WHAT YOU NEED TO DO:
Wherever the listing holds a picture, leave it out, and copy the remainder exactly.

--------------------------------

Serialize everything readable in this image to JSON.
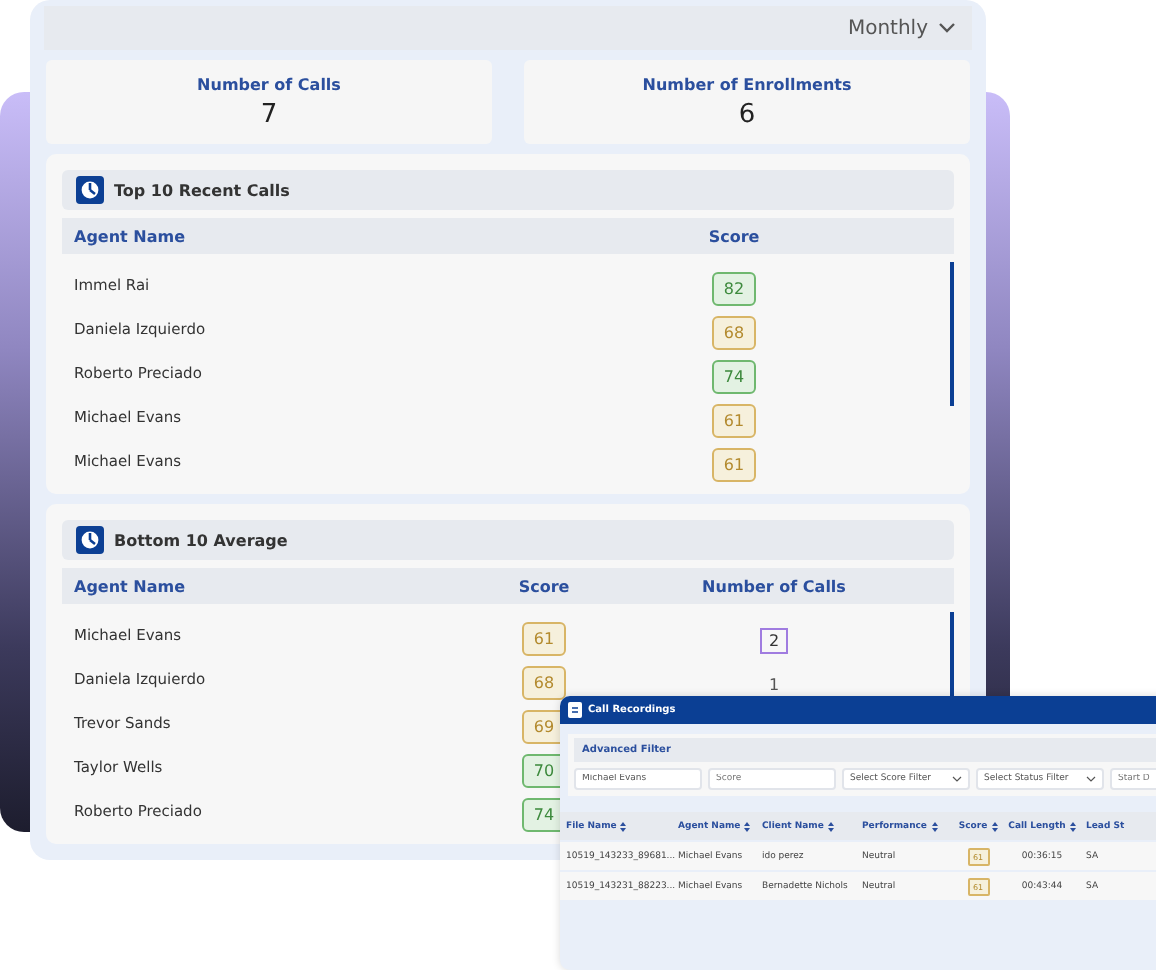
{
  "period_select": {
    "value": "Monthly"
  },
  "stats": [
    {
      "label": "Number of Calls",
      "value": "7"
    },
    {
      "label": "Number of Enrollments",
      "value": "6"
    }
  ],
  "recent_calls": {
    "title": "Top 10 Recent Calls",
    "columns": [
      "Agent Name",
      "Score"
    ],
    "rows": [
      {
        "agent": "Immel Rai",
        "score": "82",
        "kind": "high"
      },
      {
        "agent": "Daniela Izquierdo",
        "score": "68",
        "kind": "medium"
      },
      {
        "agent": "Roberto Preciado",
        "score": "74",
        "kind": "high"
      },
      {
        "agent": "Michael Evans",
        "score": "61",
        "kind": "medium"
      },
      {
        "agent": "Michael Evans",
        "score": "61",
        "kind": "medium"
      }
    ]
  },
  "bottom_average": {
    "title": "Bottom 10 Average",
    "columns": [
      "Agent Name",
      "Score",
      "Number of Calls"
    ],
    "rows": [
      {
        "agent": "Michael Evans",
        "score": "61",
        "kind": "medium",
        "calls": "2",
        "selected": true
      },
      {
        "agent": "Daniela Izquierdo",
        "score": "68",
        "kind": "medium",
        "calls": "1",
        "selected": false
      },
      {
        "agent": "Trevor Sands",
        "score": "69",
        "kind": "medium"
      },
      {
        "agent": "Taylor Wells",
        "score": "70",
        "kind": "high"
      },
      {
        "agent": "Roberto Preciado",
        "score": "74",
        "kind": "high"
      }
    ]
  },
  "call_recordings": {
    "title": "Call Recordings",
    "filter_title": "Advanced Filter",
    "filters": [
      {
        "kind": "input",
        "value": "Michael Evans"
      },
      {
        "kind": "input",
        "placeholder": "Score"
      },
      {
        "kind": "select",
        "placeholder": "Select Score Filter"
      },
      {
        "kind": "select",
        "placeholder": "Select Status Filter"
      },
      {
        "kind": "input",
        "placeholder": "Start D"
      }
    ],
    "columns": [
      "File Name",
      "Agent Name",
      "Client Name",
      "Performance",
      "Score",
      "Call Length",
      "Lead St"
    ],
    "rows": [
      {
        "file": "10519_143233_89681...",
        "agent": "Michael Evans",
        "client": "ido perez",
        "performance": "Neutral",
        "score": "61",
        "kind": "medium",
        "length": "00:36:15",
        "lead": "SA"
      },
      {
        "file": "10519_143231_88223...",
        "agent": "Michael Evans",
        "client": "Bernadette Nichols",
        "performance": "Neutral",
        "score": "61",
        "kind": "medium",
        "length": "00:43:44",
        "lead": "SA"
      }
    ]
  }
}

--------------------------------

FINAL ANSWER:
Serialize everything readable in this image to JSON.
{
  "period_select": {
    "value": "Monthly"
  },
  "stats": [
    {
      "label": "Number of Calls",
      "value": "7"
    },
    {
      "label": "Number of Enrollments",
      "value": "6"
    }
  ],
  "recent_calls": {
    "title": "Top 10 Recent Calls",
    "columns": [
      "Agent Name",
      "Score"
    ],
    "rows": [
      {
        "agent": "Immel Rai",
        "score": "82",
        "kind": "high"
      },
      {
        "agent": "Daniela Izquierdo",
        "score": "68",
        "kind": "medium"
      },
      {
        "agent": "Roberto Preciado",
        "score": "74",
        "kind": "high"
      },
      {
        "agent": "Michael Evans",
        "score": "61",
        "kind": "medium"
      },
      {
        "agent": "Michael Evans",
        "score": "61",
        "kind": "medium"
      }
    ]
  },
  "bottom_average": {
    "title": "Bottom 10 Average",
    "columns": [
      "Agent Name",
      "Score",
      "Number of Calls"
    ],
    "rows": [
      {
        "agent": "Michael Evans",
        "score": "61",
        "kind": "medium",
        "calls": "2",
        "selected": true
      },
      {
        "agent": "Daniela Izquierdo",
        "score": "68",
        "kind": "medium",
        "calls": "1",
        "selected": false
      },
      {
        "agent": "Trevor Sands",
        "score": "69",
        "kind": "medium"
      },
      {
        "agent": "Taylor Wells",
        "score": "70",
        "kind": "high"
      },
      {
        "agent": "Roberto Preciado",
        "score": "74",
        "kind": "high"
      }
    ]
  },
  "call_recordings": {
    "title": "Call Recordings",
    "filter_title": "Advanced Filter",
    "filters": [
      {
        "kind": "input",
        "value": "Michael Evans"
      },
      {
        "kind": "input",
        "placeholder": "Score"
      },
      {
        "kind": "select",
        "placeholder": "Select Score Filter"
      },
      {
        "kind": "select",
        "placeholder": "Select Status Filter"
      },
      {
        "kind": "input",
        "placeholder": "Start D"
      }
    ],
    "columns": [
      "File Name",
      "Agent Name",
      "Client Name",
      "Performance",
      "Score",
      "Call Length",
      "Lead St"
    ],
    "rows": [
      {
        "file": "10519_143233_89681...",
        "agent": "Michael Evans",
        "client": "ido perez",
        "performance": "Neutral",
        "score": "61",
        "kind": "medium",
        "length": "00:36:15",
        "lead": "SA"
      },
      {
        "file": "10519_143231_88223...",
        "agent": "Michael Evans",
        "client": "Bernadette Nichols",
        "performance": "Neutral",
        "score": "61",
        "kind": "medium",
        "length": "00:43:44",
        "lead": "SA"
      }
    ]
  }
}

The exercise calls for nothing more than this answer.